___ Available data ___

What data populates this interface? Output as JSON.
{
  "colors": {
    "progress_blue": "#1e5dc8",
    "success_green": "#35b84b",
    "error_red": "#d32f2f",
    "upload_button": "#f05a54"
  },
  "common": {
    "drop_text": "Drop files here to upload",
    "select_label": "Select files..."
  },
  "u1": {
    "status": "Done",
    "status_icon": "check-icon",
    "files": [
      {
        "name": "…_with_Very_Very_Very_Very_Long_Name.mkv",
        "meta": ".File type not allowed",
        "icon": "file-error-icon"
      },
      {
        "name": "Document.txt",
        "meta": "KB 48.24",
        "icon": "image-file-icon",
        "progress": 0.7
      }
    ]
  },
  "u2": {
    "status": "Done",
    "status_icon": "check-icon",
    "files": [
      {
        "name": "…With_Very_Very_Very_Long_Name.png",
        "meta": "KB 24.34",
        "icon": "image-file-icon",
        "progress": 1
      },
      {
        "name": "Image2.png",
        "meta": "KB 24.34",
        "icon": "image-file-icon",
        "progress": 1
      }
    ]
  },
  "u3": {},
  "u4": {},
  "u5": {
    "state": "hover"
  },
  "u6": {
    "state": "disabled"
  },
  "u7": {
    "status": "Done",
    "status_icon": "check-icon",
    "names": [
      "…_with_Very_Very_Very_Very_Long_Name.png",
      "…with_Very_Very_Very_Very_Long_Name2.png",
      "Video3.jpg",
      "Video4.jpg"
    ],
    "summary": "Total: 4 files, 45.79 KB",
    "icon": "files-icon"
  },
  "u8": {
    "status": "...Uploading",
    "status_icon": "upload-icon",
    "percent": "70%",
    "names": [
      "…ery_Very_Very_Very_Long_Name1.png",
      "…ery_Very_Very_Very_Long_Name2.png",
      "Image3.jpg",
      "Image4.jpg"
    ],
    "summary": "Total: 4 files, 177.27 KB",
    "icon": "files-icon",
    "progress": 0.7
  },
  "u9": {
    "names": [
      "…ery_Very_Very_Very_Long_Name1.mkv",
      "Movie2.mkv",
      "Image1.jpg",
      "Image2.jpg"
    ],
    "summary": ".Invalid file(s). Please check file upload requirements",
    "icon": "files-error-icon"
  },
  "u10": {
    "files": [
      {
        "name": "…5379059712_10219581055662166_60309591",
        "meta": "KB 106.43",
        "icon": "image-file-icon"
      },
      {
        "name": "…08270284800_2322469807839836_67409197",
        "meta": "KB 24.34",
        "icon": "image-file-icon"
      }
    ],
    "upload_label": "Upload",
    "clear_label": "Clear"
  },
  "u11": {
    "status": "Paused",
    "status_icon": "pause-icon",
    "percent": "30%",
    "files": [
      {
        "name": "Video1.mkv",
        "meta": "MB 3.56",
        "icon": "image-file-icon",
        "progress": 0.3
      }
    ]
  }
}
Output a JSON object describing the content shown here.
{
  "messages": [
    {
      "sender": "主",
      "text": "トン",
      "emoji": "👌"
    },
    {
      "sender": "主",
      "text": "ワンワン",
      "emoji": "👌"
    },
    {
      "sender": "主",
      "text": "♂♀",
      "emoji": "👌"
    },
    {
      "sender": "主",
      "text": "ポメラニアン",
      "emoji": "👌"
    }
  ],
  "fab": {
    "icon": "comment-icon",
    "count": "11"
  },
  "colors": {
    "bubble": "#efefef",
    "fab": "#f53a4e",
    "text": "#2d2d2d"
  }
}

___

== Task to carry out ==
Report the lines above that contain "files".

== Task output ==
    "drop_text": "Drop files here to upload",
    "select_label": "Select files..."
    "files": [
    "files": [
    "summary": "Total: 4 files, 45.79 KB",
    "icon": "files-icon"
    "summary": "Total: 4 files, 177.27 KB",
    "icon": "files-icon",
    "icon": "files-error-icon"
    "files": [
    "files": [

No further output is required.